:: Work required ::
Would you output each record exactly as it stands?

(Entries from a dataset of interfaces)

▼

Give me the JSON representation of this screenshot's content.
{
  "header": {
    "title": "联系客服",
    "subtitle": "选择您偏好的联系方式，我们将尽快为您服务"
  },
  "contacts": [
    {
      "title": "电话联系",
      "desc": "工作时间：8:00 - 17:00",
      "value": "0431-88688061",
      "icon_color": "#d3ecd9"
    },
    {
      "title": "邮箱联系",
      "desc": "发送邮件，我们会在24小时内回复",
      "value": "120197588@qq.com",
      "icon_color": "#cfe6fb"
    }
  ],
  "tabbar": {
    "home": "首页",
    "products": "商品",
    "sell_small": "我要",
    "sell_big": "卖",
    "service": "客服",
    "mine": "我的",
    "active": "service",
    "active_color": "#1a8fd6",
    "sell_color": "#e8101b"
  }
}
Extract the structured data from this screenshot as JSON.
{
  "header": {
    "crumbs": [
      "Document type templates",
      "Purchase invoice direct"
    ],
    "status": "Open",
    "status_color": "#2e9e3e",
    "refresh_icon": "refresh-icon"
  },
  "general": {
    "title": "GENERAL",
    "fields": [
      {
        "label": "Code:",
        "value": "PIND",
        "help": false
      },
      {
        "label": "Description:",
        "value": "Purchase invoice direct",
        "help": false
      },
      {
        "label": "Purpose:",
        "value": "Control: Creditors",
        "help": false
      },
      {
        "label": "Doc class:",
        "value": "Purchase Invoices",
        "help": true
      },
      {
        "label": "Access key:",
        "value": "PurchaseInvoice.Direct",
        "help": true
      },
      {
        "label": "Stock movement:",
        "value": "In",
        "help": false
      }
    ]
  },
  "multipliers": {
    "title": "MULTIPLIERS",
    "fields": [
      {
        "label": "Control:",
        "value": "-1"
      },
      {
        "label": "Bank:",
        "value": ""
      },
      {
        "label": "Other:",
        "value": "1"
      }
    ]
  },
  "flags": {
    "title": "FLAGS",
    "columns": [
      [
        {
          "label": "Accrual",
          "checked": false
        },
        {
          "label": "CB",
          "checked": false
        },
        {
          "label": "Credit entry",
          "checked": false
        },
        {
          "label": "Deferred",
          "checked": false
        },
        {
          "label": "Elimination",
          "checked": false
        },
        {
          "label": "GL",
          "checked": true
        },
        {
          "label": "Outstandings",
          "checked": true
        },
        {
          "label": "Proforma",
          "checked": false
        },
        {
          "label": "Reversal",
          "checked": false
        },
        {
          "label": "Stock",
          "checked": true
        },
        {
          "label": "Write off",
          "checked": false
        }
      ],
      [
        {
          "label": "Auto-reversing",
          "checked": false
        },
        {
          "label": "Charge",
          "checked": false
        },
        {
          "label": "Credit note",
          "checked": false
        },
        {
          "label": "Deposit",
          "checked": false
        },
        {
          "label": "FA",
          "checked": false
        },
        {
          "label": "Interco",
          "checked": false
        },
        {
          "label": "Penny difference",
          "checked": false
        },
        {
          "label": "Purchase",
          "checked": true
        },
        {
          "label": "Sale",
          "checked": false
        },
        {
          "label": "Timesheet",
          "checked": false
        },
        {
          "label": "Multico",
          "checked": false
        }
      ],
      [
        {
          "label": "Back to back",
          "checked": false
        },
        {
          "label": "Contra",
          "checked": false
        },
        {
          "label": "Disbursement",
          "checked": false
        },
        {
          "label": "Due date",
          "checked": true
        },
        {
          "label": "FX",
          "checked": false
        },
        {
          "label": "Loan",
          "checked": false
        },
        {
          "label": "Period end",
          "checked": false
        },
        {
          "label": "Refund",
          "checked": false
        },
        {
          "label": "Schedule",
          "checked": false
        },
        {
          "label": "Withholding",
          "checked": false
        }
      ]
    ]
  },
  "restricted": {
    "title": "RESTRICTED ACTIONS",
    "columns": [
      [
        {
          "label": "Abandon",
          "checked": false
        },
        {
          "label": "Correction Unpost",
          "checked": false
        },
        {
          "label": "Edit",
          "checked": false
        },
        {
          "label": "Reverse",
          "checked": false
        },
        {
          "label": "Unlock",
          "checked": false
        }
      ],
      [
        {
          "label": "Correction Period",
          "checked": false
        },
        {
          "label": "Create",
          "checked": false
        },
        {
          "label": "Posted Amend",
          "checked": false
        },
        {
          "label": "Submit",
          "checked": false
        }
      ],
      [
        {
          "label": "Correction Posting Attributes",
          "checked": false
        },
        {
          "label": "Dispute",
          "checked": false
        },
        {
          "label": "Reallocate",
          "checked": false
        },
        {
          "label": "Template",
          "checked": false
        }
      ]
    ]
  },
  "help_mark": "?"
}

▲

:: Task output ::
Give me the JSON representation of this screenshot's content.
{
  "header": {
    "title": "联系客服",
    "subtitle": "选择您偏好的联系方式，我们将尽快为您服务"
  },
  "contacts": [
    {
      "title": "电话联系",
      "desc": "工作时间：8:00 - 17:00",
      "value": "0431-88688061",
      "icon_color": "#d3ecd9"
    },
    {
      "title": "邮箱联系",
      "desc": "发送邮件，我们会在24小时内回复",
      "value": "120197588@qq.com",
      "icon_color": "#cfe6fb"
    }
  ],
  "tabbar": {
    "home": "首页",
    "products": "商品",
    "sell_small": "我要",
    "sell_big": "卖",
    "service": "客服",
    "mine": "我的",
    "active": "service",
    "active_color": "#1a8fd6",
    "sell_color": "#e8101b"
  }
}
Extract the structured data from this screenshot as JSON.
{
  "header": {
    "crumbs": [
      "Document type templates",
      "Purchase invoice direct"
    ],
    "status": "Open",
    "status_color": "#2e9e3e",
    "refresh_icon": "refresh-icon"
  },
  "general": {
    "title": "GENERAL",
    "fields": [
      {
        "label": "Code:",
        "value": "PIND",
        "help": false
      },
      {
        "label": "Description:",
        "value": "Purchase invoice direct",
        "help": false
      },
      {
        "label": "Purpose:",
        "value": "Control: Creditors",
        "help": false
      },
      {
        "label": "Doc class:",
        "value": "Purchase Invoices",
        "help": true
      },
      {
        "label": "Access key:",
        "value": "PurchaseInvoice.Direct",
        "help": true
      },
      {
        "label": "Stock movement:",
        "value": "In",
        "help": false
      }
    ]
  },
  "multipliers": {
    "title": "MULTIPLIERS",
    "fields": [
      {
        "label": "Control:",
        "value": "-1"
      },
      {
        "label": "Bank:",
        "value": ""
      },
      {
        "label": "Other:",
        "value": "1"
      }
    ]
  },
  "flags": {
    "title": "FLAGS",
    "columns": [
      [
        {
          "label": "Accrual",
          "checked": false
        },
        {
          "label": "CB",
          "checked": false
        },
        {
          "label": "Credit entry",
          "checked": false
        },
        {
          "label": "Deferred",
          "checked": false
        },
        {
          "label": "Elimination",
          "checked": false
        },
        {
          "label": "GL",
          "checked": true
        },
        {
          "label": "Outstandings",
          "checked": true
        },
        {
          "label": "Proforma",
          "checked": false
        },
        {
          "label": "Reversal",
          "checked": false
        },
        {
          "label": "Stock",
          "checked": true
        },
        {
          "label": "Write off",
          "checked": false
        }
      ],
      [
        {
          "label": "Auto-reversing",
          "checked": false
        },
        {
          "label": "Charge",
          "checked": false
        },
        {
          "label": "Credit note",
          "checked": false
        },
        {
          "label": "Deposit",
          "checked": false
        },
        {
          "label": "FA",
          "checked": false
        },
        {
          "label": "Interco",
          "checked": false
        },
        {
          "label": "Penny difference",
          "checked": false
        },
        {
          "label": "Purchase",
          "checked": true
        },
        {
          "label": "Sale",
          "checked": false
        },
        {
          "label": "Timesheet",
          "checked": false
        },
        {
          "label": "Multico",
          "checked": false
        }
      ],
      [
        {
          "label": "Back to back",
          "checked": false
        },
        {
          "label": "Contra",
          "checked": false
        },
        {
          "label": "Disbursement",
          "checked": false
        },
        {
          "label": "Due date",
          "checked": true
        },
        {
          "label": "FX",
          "checked": false
        },
        {
          "label": "Loan",
          "checked": false
        },
        {
          "label": "Period end",
          "checked": false
        },
        {
          "label": "Refund",
          "checked": false
        },
        {
          "label": "Schedule",
          "checked": false
        },
        {
          "label": "Withholding",
          "checked": false
        }
      ]
    ]
  },
  "restricted": {
    "title": "RESTRICTED ACTIONS",
    "columns": [
      [
        {
          "label": "Abandon",
          "checked": false
        },
        {
          "label": "Correction Unpost",
          "checked": false
        },
        {
          "label": "Edit",
          "checked": false
        },
        {
          "label": "Reverse",
          "checked": false
        },
        {
          "label": "Unlock",
          "checked": false
        }
      ],
      [
        {
          "label": "Correction Period",
          "checked": false
        },
        {
          "label": "Create",
          "checked": false
        },
        {
          "label": "Posted Amend",
          "checked": false
        },
        {
          "label": "Submit",
          "checked": false
        }
      ],
      [
        {
          "label": "Correction Posting Attributes",
          "checked": false
        },
        {
          "label": "Dispute",
          "checked": false
        },
        {
          "label": "Reallocate",
          "checked": false
        },
        {
          "label": "Template",
          "checked": false
        }
      ]
    ]
  },
  "help_mark": "?"
}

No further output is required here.